Q. Discuss king Oedipus is the tragic hero in Sophocles’ Oedipus Rex.
It is well known to us that, Oedipus Rex is considered as one of the best creations of Sophocles where the king Oedipus is the protagonist and he is also considered as the tragic hero.
According to the definition of Aristotle, “A tragic hero is a distinguished person, having a high status in life, who is neither entirely good nor superior nor entirely bad.
He is led by some tragic flow or hamartia. For his misfortune he will suffer a lot and receive a tragic death at the end of the play.” He also defines a tragic hero by four qualities: goodness, appropriateness, lifelike, and consistency.
Aristotle defines Oedipus as a tragic hero for his unfortunate arrangement of events. As a child, Oedipus was given a vision that he grow grow up marrying his mother and slaying his father. So, Jocasta and Laius try to obstruct the prophecy by killing Oedipus, but in the end, fate was the ultimate victor. According to Aristotle, Oedipus is an ideal example of a tragic hero for causing his own downfall, having fallen from his estate, and having an undeserved punishment.
Oedipus was born to superiority “his high estate gives him a place of dignity to fall from and perhaps makes his fall seem all the more a calamity in that it involves an entire nation or people.” Although Oedipus is a king and should be setting examples for society, he has major flaws such as pride and rage. Oedipus is easily angered and lashed out at Tiresias when he told him that he is his own murder.
Excellent quality of Oedipus as a king: Oedipus is a good king, a great-wisher of his people, a man of integrity, an honest and great administrator and an outstanding intellect. He is also a pious man who believes in oracles, respects the bonds of family and hates impurity.
The faults of Oedipus: Oedipus has his faults. He is hot-tempered, hasty in his judgment, excessively proud of his intelligence and arbitrary in his decisions.
His Pride: An outstanding feature of Oedipus’s character is an inherent feeling of pride in his own wisdom. Generally, self-confidence is a good quality, but when it takes the form of pride, hastiness and insolence, it becomes disgusting. He has already committed the crimes which make him a sinner in the eyes of the gods, in the eyes of other people and in his own eyes.
Oedipus had also acted similarly in Corinth when a drunkard had told him Polybus and Merope were not his real parents. His anger resulted in the death of Laius and his men.
Again, when he had known from the oracle that he would kill his father and marry his mother, he left the kingdom because he loved his parents very much and he did not want to do it. Though, they were not his parents he tried his best to avoid the sin.
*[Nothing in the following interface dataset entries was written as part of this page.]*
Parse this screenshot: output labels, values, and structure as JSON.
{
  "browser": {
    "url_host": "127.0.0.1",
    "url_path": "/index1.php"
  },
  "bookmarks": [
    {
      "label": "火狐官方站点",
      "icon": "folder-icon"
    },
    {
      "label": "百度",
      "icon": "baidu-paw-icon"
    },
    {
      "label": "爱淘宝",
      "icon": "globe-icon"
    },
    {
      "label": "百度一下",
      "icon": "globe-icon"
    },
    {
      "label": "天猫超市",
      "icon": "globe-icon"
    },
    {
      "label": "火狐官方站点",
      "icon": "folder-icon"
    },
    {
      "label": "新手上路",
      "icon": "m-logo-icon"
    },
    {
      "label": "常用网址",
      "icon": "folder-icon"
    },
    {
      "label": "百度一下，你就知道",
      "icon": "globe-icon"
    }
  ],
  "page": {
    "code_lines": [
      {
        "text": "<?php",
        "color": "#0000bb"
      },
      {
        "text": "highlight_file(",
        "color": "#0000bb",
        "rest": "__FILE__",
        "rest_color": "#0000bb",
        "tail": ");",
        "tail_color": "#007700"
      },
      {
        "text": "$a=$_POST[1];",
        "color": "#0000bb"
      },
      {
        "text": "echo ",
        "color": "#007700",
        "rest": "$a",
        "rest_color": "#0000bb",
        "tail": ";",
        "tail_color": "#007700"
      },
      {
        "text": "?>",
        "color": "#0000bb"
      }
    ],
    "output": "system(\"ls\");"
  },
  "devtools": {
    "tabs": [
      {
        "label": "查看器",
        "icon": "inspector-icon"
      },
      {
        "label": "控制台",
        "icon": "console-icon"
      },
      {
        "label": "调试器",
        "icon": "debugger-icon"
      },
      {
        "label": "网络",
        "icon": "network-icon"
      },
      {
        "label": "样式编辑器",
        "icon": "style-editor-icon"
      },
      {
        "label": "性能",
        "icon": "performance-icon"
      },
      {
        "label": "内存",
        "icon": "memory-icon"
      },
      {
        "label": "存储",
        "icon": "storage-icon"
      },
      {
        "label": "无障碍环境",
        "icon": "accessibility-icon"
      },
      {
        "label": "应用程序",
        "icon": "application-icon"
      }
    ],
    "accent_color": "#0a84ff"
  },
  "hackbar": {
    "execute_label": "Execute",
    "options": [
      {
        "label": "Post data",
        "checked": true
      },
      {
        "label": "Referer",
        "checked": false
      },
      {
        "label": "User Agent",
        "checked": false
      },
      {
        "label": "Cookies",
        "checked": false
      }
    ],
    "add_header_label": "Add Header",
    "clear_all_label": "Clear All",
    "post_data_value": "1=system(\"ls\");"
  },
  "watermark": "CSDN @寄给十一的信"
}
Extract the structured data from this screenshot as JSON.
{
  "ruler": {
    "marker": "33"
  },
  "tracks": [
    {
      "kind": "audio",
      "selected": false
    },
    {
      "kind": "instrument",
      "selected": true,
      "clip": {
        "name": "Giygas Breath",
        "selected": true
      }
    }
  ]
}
It was completely in a state of ignorance that he killed his father and married his mother. His tragedy is a tragedy of error, not of any willful action. It is also because of characteristics that lead him to his downfall.
Oedipus is thus an authentic tragic hero in the Aristotelian sense because, among other things, his tragedy is as much due to his own initiatives in discovering the truth as to external circumstances.